Nice to Meat You: Sweet Retreat
Sugar maker Ray Morvan pulls open a valve and deep golden brown maple syrup arcs into a stainless-steel bucket. Then he opens a second valve. He explains, “the syrup is just at the right temperature and rising quickly. I have to pour a lot off, right now, before it starts to burn.” As a maple syrup lover, these twin streams of hot delight beg me to bring platters of pancakes to soak up that Vermont maple syrup. But none are in sight.
A quarter-full dixie cup of maple syrup helps me manage this torture. Not a bad way to spend a Tuesday morning.
A half mile up a rough and snow-covered skidder road, and off of a not-for-city cars kind of dirt road, sits the Sweet Retreat sugar house. It’s the size of a small barn, with weathered rough sawn boards and post and beam structure. It sports some unusual creature comforts — an attached cabin with a small kitchen, recliners and TV – all of which is purely functional (or so he says). The extra space allows Ray, his family, or his small team (of 1) to monitor the syrup at all times when it is boiling, in a bit of extra comfort.
Ray doesn’t trust the new technology that could allow him to sit in his home a mile away and make maple syrup essentially by remote control. “In certain situations, those systems will allow the syrup to start to burn, and I won’t have that,” he says, “you can still sell it, but I only sell perfect syrup.” The stack of blue ribbons from the years Ray used to enter competitions, and his stories of impressing the state maple inspector, attest to the outcome from his approach. Our taste tests at the Vermont Smoke & Cure smokehouse an hour away in Hinesburg agree.
Ray also won’t install a “covered arch,” which helps the syrup boil more efficiently, “I prefer to keep a close eye on the boiling,” says Ray. Don’t take Ray as a Luddite syrup maker though.
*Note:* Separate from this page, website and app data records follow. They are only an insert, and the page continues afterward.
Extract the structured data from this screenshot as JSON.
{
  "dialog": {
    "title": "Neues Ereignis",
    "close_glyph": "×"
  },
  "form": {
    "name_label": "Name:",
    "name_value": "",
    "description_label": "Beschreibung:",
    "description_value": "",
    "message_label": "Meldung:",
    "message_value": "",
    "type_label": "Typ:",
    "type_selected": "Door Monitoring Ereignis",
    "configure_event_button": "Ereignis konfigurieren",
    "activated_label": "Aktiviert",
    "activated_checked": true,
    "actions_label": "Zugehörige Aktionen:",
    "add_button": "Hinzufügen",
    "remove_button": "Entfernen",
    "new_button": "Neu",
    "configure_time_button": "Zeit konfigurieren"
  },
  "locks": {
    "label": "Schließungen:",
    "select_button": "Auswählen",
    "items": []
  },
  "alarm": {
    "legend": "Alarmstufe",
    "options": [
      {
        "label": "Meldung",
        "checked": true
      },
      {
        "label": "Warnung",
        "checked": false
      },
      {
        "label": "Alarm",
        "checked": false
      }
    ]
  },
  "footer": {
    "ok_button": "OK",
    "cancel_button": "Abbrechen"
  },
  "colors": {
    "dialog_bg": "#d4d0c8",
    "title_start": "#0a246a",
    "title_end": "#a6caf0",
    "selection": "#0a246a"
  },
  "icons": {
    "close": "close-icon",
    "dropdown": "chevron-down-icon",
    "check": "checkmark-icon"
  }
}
He proudly shows off his modern reverse osmosis system to concentrate the maple sap from 2% to 12% sugar before he starts to boil it, dramatically reducing the energy and time required to convert the typical 43 gallons of maple sap into one gallon of maple syrup. He just won’t do anything that puts the quality of his syrup at risk and tastes every pour of hot syrup from the boiling pan.
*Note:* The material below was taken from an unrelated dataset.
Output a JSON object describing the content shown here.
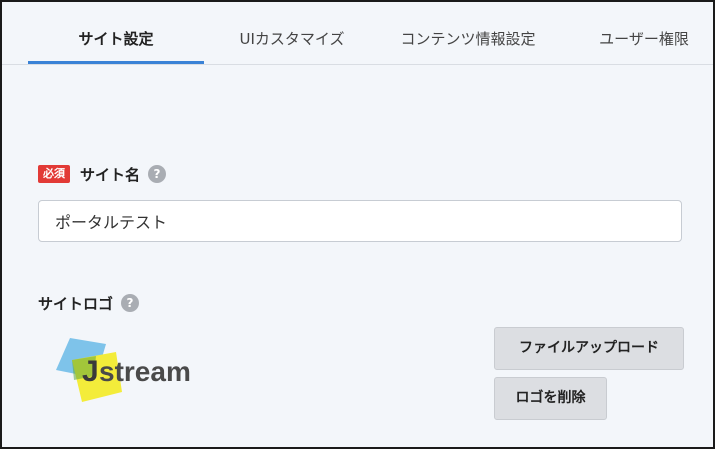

After spending a couple of hours in the sugarhouse with Ray and his wife Hannah, and knowing him for over a decade, it’s evident that Ray’s maple syrup is as much an expression of him as a person as it is this business. And it seems like good business: Sweet Retreat sells his hundreds of gallons of table grade syrup exclusively as corporate gifts in custom-etched glass bottles; he invented a dramatically more efficient method for etching the bottles to make this economical. He happily explains the operation, “we put out 5,000 taps each year on our 400 acres; we could put out many more, but we only tap for what we sell ourselves. I built this sugarhouse with my sons with wood we cut and milled on-site.”
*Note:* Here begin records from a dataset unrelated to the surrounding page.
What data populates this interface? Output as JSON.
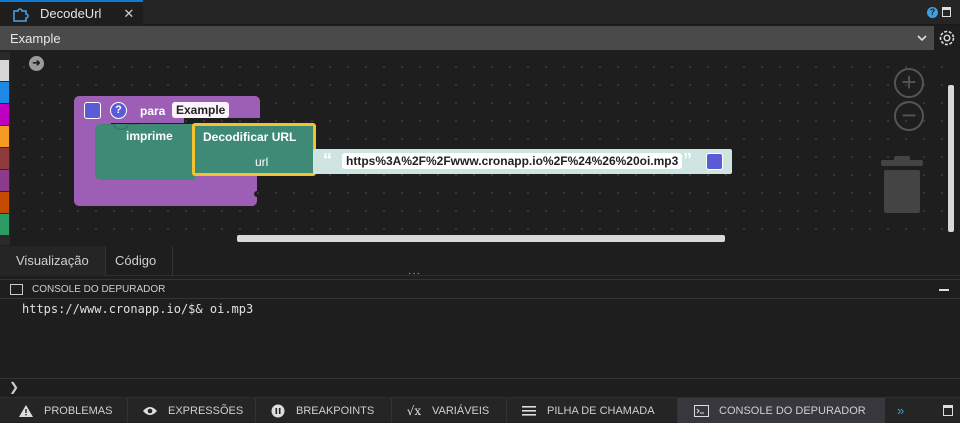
{
  "tab": {
    "title": "DecodeUrl",
    "close": "✕"
  },
  "selector": {
    "value": "Example"
  },
  "workspace": {
    "zoom_in": "+",
    "zoom_out": "−",
    "blocks": {
      "function_keyword": "para",
      "function_name": "Example",
      "print_label": "imprime",
      "decode_label": "Decodificar URL",
      "url_param": "url",
      "string_value": "https%3A%2F%2Fwww.cronapp.io%2F%24%26%20oi.mp3",
      "quote_open": "“",
      "quote_close": "”",
      "colors": {
        "function": "#9c5fb5",
        "print": "#3f8a76",
        "decode": "#3f8a76",
        "highlight": "#f2c230",
        "string": "#cde4e0"
      }
    }
  },
  "toolbox": {
    "colors": [
      "#d7d7d7",
      "#1e88e5",
      "#c000c0",
      "#a100c8",
      "#f59a22",
      "#8e3b3b",
      "#8c3a8c",
      "#c44b00",
      "#2e9a63"
    ]
  },
  "view_tabs": {
    "visualization": "Visualização",
    "code": "Código",
    "grip": "···"
  },
  "console": {
    "title": "CONSOLE DO DEPURADOR",
    "output": "https://www.cronapp.io/$& oi.mp3",
    "prompt_icon": "❯"
  },
  "statusbar": {
    "problems": "PROBLEMAS",
    "expressions": "EXPRESSÕES",
    "breakpoints": "BREAKPOINTS",
    "variables": "VARIÁVEIS",
    "callstack": "PILHA DE CHAMADA",
    "console": "CONSOLE DO DEPURADOR",
    "more": "»"
  }
}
“It’s great to know we can sell all of my cooking grade syrup to Smoke & Cure each year; it has been at least twelve years.” Until Vermont Smoke & Cure graduated to buying stainless 40-gallon barrels of maple syrup from Ray, he supplied us syrup packed in beer kegs he’d fitted with a simple valve. We repeatedly returned them to be washed and refilled. Like any good farmer, Ray has invented more than a few solutions to the everyday challenges on the farm.
I love seeing these on-farm simple and cheap innovations and remember when I farmed for seven years, how much I enjoyed being able to solve problems with a cutting torch and a welder. Each solution was simple, strong, permanent. Until I thought of a way to improve it.
Ray says, “I love your bacon that you put our syrup into the brine. But I like the maple brined ham even better. You just can’t get hams like this anywhere else. We send it out as gifts to friends.”
And we, at Vermont Smoke & Cure, love being a reliable, long-term customer for Vermont farmers whenever we can. Ray and I have operated on a handshake agreement for over a decade. Vermont Smoke & Cure hasn’t strayed to other suppliers; Sweet Retreat has always delivered top-quality syrup when we need it. What a great way to do business.
At 74 years young, Ray continues to make a lot happen. The husband and wife team run the Bed & Breakfast on the farm, cut and sell hundreds of cords of firewood, as well as sell stone for houses, walls, patios, walkways, and chimneys. Ray also raises and trains oxen and steers on the farm. Ray only seems to gain more energy though, “I mountain bike on trails here through the woods, and Hannah and I snowshoe and hike all over the property.”Back to Blog